Bear said a number of factors could explain these seemingly conflicting findings. The differences may have something to do with the women involved in each study, he said. Some of the women in the German study had more advanced cancers. And, the chemotherapy regimens weren't the same, he explained.
Commenting on the findings, Dr. Len Lichtenfeld, deputy chief medical officer for the American Cancer Society, said that "these studies suggest that for certain patients, there may be a benefit to using Avastin prior to surgery for breast cancer."
However, Lichtenfeld added, "what we don't know from these studies is which women would benefit the most, and we don't have the long-term follow-up on these women to see if the survival or the course of the disease is improved."

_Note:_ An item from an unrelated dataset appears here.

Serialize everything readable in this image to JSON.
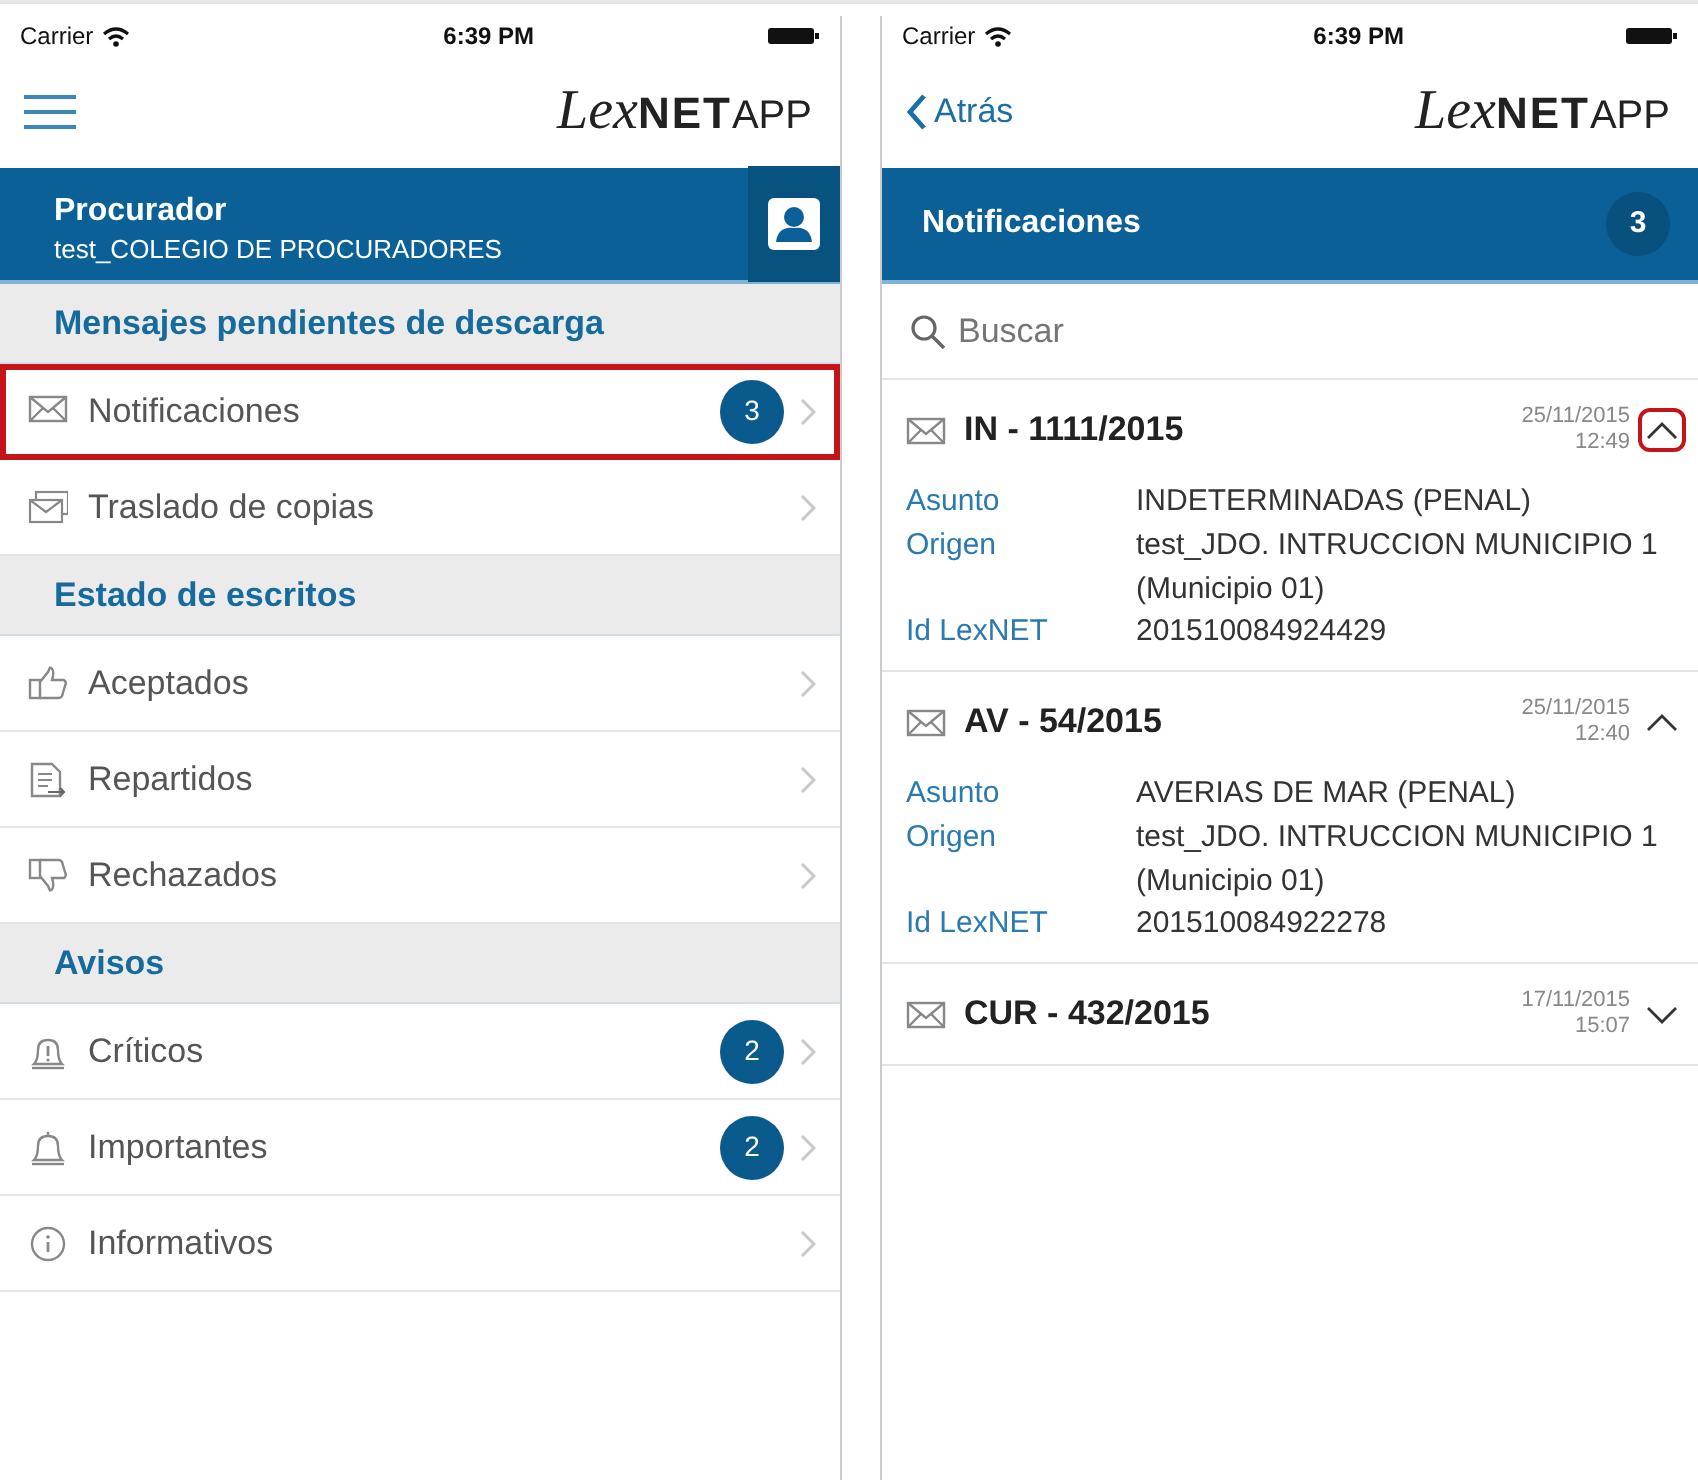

Both Lichtenfeld and Bear acknowledged that because Avastin isn't FDA-approved for the treatment of breast cancers, insurance companies may be reluctant to pay for these treatments outside of a clinical trial setting.
"There still remain significant questions about the benefits of using Avastin in breast cancer," Lichtenfeld pointed out. "There is an increased risk of side effects, and there's a cost to adding this treatment. Based on these two studies, it's difficult to say whether any particular women should consider this treatment. As with many similar research findings, it's important to talk to your own doctor to get a better understanding of your potential risks and benefits," he added.
To learn more about Avastin, visit the U.S. National Library of Medicine.
SOURCES: Harry D. Bear, M.D., professor and chair, division of surgical oncology, Massey Cancer Center, Virginia Commonwealth University, Richmond; Len Lichtenfel
All rights reserved